Local people in Baosici and NGO Eko Boka appealed to the authorities to protect palastura (Pinna Nobilis) the biggest Mediterranean shell that “returned” to the coastal area on the Herceg Novi Riviera.
Palastura, which is noticed near the swimming pool, is a Mediterranean endemic and is highly endangered due to pollution of the sea, anchored ships, shoreline modification, marina construction, and it often happens that people who dive carry the shells home as a souvenir.
Eco Boka (Ecological Society of Boka Kotorska) addressed a letter to the Institute of Biology of the Sea in Kotor, dr Vesna Macic, who deals with the undersea flora, to visit the location in Baosici where the palastures were observed, and that in order to protect this marine sessile community (which firmly gathers at one place), initiates the necessary procedure for registering the community and its mapping.
They explain that due to the “increasing usurpation of the shore and the formation of artificial beaches, irreparable damage is inflicted to the submarine flora and fauna” and that therefore we should protect a rare, legally endangered species, which completely disappeared from the Herceg Novi Bay area and then re-formed in Baosici, but also in other parts of the coast.
Dr Macic noted that the existence of palastura (Pinna Nobilis) species protected by national legislation was established several meters from the coast – a decision on placing them under the protection of specific plant and animal species, as well as according to Barcelona Convention.
Dr Macic found that the seabed near the
small pebble beach has unfavorable conditions for vagile (mobile)
organisms that no longer find suitable ecological conditions for their
nutrition, propagation and hiding from predators in such locations.
Also, in this part of the aquatorium, she encountered exotic plant submarine species, some of which, besides palastura, are still protected by law. She also noted a relatively dense settlement of brown algae Cystoseira barbata which is protected according to Barcelona Convention.
“This species is protected because it is a builder of coastal biocoenoses that can be compared to forests on land. In the spring and summer period, when it is the maximum growth of this algae, its talus can be as long as more than a dozen centimeters, in addition to creating organic substance and enriching water with oxygen, they are also a favorable habitat for many other organisms, especially for young crabs and fish.
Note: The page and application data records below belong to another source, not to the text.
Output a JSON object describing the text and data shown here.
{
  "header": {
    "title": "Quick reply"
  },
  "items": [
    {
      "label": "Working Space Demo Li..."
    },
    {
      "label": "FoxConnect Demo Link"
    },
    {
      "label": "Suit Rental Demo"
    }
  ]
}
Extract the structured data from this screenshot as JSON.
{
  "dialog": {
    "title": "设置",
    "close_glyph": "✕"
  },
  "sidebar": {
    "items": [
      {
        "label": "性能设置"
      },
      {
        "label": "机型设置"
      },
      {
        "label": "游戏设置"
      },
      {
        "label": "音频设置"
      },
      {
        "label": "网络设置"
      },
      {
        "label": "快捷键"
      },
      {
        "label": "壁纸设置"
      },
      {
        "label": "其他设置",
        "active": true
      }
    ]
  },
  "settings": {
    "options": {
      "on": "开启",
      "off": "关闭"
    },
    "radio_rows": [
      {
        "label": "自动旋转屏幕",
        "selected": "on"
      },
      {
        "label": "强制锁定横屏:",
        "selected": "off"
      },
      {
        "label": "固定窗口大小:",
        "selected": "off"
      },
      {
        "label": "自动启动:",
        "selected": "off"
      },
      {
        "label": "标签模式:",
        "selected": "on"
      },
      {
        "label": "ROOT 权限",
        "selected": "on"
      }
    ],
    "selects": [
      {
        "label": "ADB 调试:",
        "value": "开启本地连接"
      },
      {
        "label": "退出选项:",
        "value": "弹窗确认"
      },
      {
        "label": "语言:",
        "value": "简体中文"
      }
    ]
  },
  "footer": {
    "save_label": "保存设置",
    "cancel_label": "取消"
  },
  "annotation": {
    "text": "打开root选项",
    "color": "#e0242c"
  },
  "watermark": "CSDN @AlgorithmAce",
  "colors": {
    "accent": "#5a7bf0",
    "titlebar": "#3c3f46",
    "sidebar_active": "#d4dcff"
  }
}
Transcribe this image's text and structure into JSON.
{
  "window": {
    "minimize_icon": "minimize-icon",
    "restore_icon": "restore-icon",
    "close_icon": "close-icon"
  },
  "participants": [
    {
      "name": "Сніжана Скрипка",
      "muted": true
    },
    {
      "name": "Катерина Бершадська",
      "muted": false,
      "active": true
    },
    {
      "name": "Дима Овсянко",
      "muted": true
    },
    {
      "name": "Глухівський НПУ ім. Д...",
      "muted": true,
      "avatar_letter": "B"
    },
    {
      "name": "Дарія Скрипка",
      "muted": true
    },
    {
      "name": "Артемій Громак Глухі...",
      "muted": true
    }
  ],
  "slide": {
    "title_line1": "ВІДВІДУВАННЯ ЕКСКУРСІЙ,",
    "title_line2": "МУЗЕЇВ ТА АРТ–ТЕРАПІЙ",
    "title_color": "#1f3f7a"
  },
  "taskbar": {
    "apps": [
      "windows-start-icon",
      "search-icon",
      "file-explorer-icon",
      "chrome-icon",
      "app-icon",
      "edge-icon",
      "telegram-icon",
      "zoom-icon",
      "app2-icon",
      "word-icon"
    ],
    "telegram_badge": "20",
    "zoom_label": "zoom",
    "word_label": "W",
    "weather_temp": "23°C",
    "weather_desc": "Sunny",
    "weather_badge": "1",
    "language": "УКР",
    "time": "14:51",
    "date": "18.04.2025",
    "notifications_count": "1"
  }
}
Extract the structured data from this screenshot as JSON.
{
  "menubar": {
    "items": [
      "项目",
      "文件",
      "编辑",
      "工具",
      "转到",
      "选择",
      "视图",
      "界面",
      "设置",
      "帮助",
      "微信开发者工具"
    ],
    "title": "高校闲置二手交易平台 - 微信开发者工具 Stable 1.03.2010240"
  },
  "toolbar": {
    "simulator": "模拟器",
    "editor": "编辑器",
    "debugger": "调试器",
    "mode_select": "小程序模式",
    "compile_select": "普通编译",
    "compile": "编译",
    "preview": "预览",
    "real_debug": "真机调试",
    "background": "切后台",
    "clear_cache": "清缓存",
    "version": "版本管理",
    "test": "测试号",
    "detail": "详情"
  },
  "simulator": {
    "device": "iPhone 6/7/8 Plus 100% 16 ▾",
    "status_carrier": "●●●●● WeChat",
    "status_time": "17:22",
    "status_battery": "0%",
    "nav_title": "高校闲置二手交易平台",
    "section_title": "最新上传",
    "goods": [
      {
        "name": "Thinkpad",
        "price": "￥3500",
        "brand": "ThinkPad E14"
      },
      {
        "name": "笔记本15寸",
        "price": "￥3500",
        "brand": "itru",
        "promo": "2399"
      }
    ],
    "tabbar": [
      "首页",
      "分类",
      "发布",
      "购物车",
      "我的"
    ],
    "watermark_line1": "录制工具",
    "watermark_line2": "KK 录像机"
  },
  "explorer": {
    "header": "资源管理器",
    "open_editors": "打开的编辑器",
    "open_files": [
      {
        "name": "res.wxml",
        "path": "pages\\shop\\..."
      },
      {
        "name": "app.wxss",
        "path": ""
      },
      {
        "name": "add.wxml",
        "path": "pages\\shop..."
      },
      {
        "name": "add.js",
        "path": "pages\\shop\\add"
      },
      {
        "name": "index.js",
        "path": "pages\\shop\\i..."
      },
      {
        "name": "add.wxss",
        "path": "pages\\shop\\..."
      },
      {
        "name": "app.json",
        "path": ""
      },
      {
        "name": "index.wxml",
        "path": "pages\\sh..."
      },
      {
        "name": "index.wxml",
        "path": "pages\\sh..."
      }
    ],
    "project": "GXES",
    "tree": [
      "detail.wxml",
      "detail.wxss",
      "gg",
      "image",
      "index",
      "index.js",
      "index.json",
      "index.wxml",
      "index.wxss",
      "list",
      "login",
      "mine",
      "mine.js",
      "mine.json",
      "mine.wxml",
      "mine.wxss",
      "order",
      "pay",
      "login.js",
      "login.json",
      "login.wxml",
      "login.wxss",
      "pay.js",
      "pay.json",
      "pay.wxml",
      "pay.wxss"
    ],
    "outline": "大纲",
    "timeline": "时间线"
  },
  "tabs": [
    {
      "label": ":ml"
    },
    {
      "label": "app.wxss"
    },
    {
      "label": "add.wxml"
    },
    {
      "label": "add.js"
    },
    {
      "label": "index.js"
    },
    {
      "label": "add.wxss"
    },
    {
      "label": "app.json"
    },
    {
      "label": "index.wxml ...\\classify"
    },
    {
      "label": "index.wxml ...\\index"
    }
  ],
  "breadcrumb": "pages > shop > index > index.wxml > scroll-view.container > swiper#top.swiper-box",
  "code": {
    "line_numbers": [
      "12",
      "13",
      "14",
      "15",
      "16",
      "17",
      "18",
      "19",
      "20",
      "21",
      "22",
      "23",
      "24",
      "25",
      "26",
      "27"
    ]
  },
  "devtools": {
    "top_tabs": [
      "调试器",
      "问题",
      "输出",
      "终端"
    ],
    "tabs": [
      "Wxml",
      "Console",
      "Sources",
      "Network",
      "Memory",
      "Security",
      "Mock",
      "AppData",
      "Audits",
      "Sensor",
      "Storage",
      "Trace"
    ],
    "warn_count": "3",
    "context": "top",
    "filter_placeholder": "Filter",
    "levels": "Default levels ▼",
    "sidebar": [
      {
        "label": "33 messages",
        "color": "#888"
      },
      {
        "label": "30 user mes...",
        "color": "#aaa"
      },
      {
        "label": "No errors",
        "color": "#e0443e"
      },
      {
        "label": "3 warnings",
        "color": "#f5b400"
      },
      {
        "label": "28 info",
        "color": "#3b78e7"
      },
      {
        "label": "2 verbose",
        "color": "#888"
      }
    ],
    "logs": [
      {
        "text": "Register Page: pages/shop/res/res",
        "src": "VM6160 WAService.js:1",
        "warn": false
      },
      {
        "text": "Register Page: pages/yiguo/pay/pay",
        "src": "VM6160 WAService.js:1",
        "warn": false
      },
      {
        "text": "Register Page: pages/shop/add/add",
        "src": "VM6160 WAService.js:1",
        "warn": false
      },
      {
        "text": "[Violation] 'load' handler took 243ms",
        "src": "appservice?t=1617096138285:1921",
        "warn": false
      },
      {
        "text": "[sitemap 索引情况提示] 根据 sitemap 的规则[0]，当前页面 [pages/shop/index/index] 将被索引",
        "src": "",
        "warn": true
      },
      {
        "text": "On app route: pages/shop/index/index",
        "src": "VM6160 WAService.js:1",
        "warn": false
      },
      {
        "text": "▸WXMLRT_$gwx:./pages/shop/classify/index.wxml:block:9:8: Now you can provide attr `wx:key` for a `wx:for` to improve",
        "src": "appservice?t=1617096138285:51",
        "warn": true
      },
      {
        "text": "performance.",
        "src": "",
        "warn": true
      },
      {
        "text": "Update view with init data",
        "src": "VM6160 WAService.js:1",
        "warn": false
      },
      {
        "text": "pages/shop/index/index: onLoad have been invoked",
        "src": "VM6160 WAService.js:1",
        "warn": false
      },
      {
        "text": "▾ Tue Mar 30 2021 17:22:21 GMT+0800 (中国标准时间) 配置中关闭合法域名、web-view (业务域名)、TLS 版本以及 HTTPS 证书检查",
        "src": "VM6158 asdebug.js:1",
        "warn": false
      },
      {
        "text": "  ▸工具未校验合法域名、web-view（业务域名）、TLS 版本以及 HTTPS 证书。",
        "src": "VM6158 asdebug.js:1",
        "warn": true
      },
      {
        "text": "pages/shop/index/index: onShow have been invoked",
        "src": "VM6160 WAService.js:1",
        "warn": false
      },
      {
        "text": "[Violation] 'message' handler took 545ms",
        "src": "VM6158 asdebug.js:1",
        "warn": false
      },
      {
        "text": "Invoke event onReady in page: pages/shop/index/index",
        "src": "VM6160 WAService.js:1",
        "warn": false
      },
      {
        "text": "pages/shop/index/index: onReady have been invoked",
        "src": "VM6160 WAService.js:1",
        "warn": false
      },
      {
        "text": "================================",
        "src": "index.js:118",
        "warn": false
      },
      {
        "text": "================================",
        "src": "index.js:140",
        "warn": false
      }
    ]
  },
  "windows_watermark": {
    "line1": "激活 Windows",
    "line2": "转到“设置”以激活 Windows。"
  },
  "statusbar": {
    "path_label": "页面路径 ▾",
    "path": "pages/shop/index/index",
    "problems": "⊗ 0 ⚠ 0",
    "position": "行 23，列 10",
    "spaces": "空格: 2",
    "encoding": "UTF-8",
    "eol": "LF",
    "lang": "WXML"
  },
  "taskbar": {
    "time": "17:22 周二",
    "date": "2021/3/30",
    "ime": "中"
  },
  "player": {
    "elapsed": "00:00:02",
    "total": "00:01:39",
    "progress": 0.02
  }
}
Unfortunately, this species (like many others) is endangered because it inhabits small depths and is therefore often under the direct influence of man due to the construction of infrastructure on the coast or the wastewater discharges,” Dr Macic said.
She also warned that all works near this location should be carefully carried out as this alga is located very close to the coast.
According to the same legal documents, there is also a sea cucumber (Holothuria tubulosa) that is found on this site.
“With a more detailed survey of the subject location it is possible to determine the presence of some other protected species, but it certainly can be concluded that this is one of the few locations in the Herceg Novi municipality which is still not significantly degraded (dredged or paved), and it should remain as such,” Dr Macic said.